Laboratory, Field and Remote Sensing

Combined use of field and laboratory measurements to test remote sensing applications to soil physics.

Clay soils have the specific property to swell upon wetting and shrink when drying out. This causes very small, but measureable, soil surface elevation, which can be linked to the soil water content. Driven by a need to measure soil water storage on large scales and with a high resolution, Bram te Brake of the Soil Physics and Land Management group of Wageningen University & Research, currently studies the possibilities to measure clay swell and shrinkage on large scales to estimate soil water storage change. The nested scales of the soil physical processes involved ask for an innovative combination of small scale laboratory measurements, field data collection and remote sensing techniques.

Fig. 1: Testing satellite based Radar Interferometry to measure swell and shrinkage
Fig. 1: Testing satellite based Radar Interferometry to measure swell and shrinkage

Large scale measurements in hydrology and soil physics nowadays highly rely on remote sensing techniques.

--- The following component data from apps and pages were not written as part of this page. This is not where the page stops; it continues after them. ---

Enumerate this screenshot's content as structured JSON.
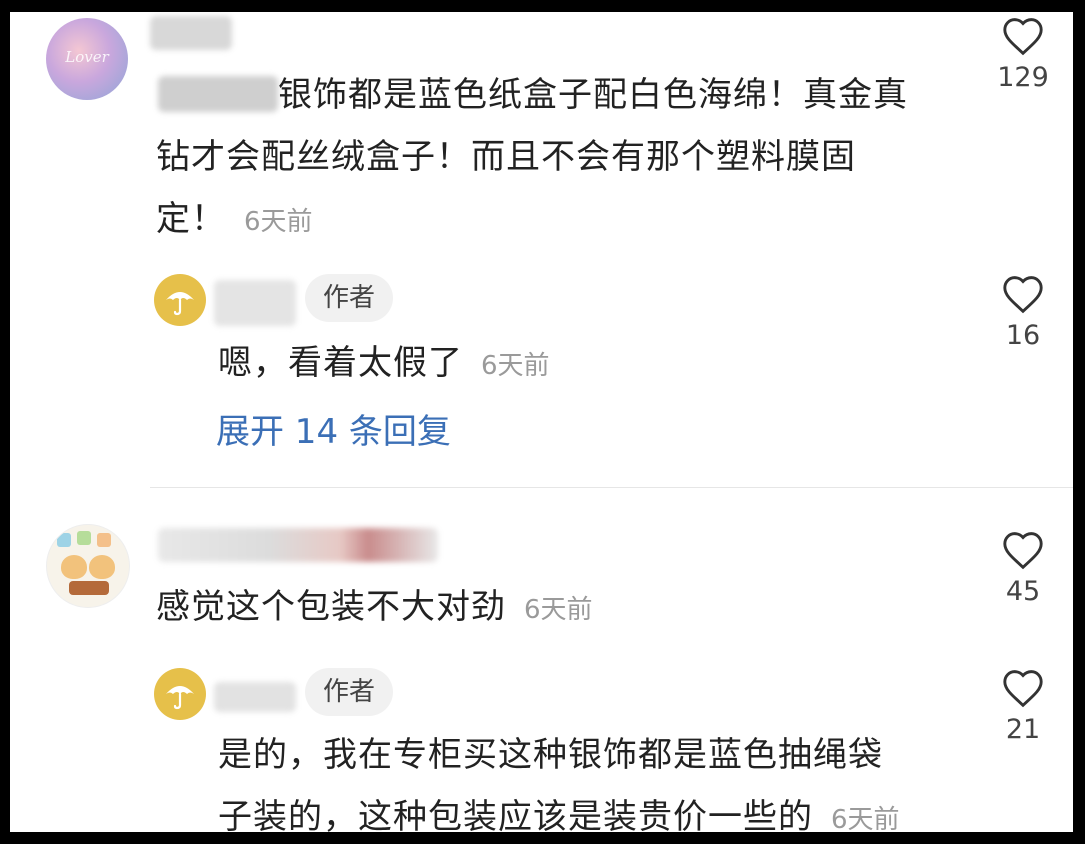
{
  "comments": [
    {
      "text": "银饰都是蓝色纸盒子配白色海绵！真金真钻才会配丝绒盒子！而且不会有那个塑料膜固定！",
      "line1": "银饰都是蓝色纸盒子配白色海绵！真金真",
      "line2": "钻才会配丝绒盒子！而且不会有那个塑料膜固",
      "line3": "定！",
      "avatar_text": "Lover",
      "time": "6天前",
      "likes": "129",
      "reply": {
        "badge": "作者",
        "text": "嗯，看着太假了",
        "time": "6天前",
        "likes": "16"
      },
      "expand_label": "展开 14 条回复"
    },
    {
      "text": "感觉这个包装不大对劲",
      "time": "6天前",
      "likes": "45",
      "reply": {
        "badge": "作者",
        "line1": "是的，我在专柜买这种银饰都是蓝色抽绳袋",
        "line2": "子装的，这种包装应该是装贵价一些的",
        "time": "6天前",
        "likes": "21"
      }
    }
  ],
  "colors": {
    "text": "#222222",
    "time": "#9a9a9a",
    "link": "#3b6fb6",
    "badge_bg": "#f1f1f1",
    "umbrella_avatar": "#e6c04a"
  },
  "icons": [
    "heart-outline-icon",
    "umbrella-icon"
  ]
}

Satellite based Radar Interferometry (InSAR) is a technique capable of measuring mm to cm scale surface elevation changes. These can result from clay swell and shrinkage. The specific property of clay to swell and shrink, combined with its mineralogical and hydraulic properties, make that relations between soil moisture content, soil volume and soil moisture sensor output are not straightforward.

Fig. 2: Soil moisture sensor calibration.
Fig. 2: Soil moisture sensor calibration.
Fig. 3: Clay aggregates to determine soil shrinkage characteristic curve.
Fig. 3: Clay aggregates to determine soil shrinkage characteristic curve.

The soil physics laboratory facilitated techniques to establish the relation between soil water content, shrinkage cracks and sensor output. Field measurements and measurements in the soil physics laboratory were carried out to quantify the relation between clay aggregate volume and water content. Both measurements show a highly linear relation between volume and water content of the soil. This relation can be used to convert surface elevation changes to soil water content changes.

The possibilities and limitations of this approach using Radar Interferometry are investigated. The study shows great potential for this new application, although limitations arise in vegetated areas. Careful selection of measurement sites is therefore required. Upcoming data analysis techniques and satellite missions can boost the use of Radar Interferometry in soil physical research. Soil physical laboratory and field measurements play a crucial role to revealing the underlying processes and calibrate and validate remote sensing observations.

Further reading

Bakker, G. , M.J. van der Ploeg, H. F. Gertsen, 2011. Quantifying the influence of soil cracks on the permittivity measured with Time Domain Reflectometry. Submitted.

Te Brake, B., M.J. Van der Ploeg, and G.H. De Rooij. Applicability of soil water storage change estimation from in-situ shrinkage measurements of clay soils. In preparation.

Te Brake, B., R.F. Hanssen, M.J. Van der Ploeg, and G.H. De Rooij, 2012. Satellite based radar interferometry to estimate large-scale soil water depletion from clay shrinkage: possibilities and limitations. Submitted.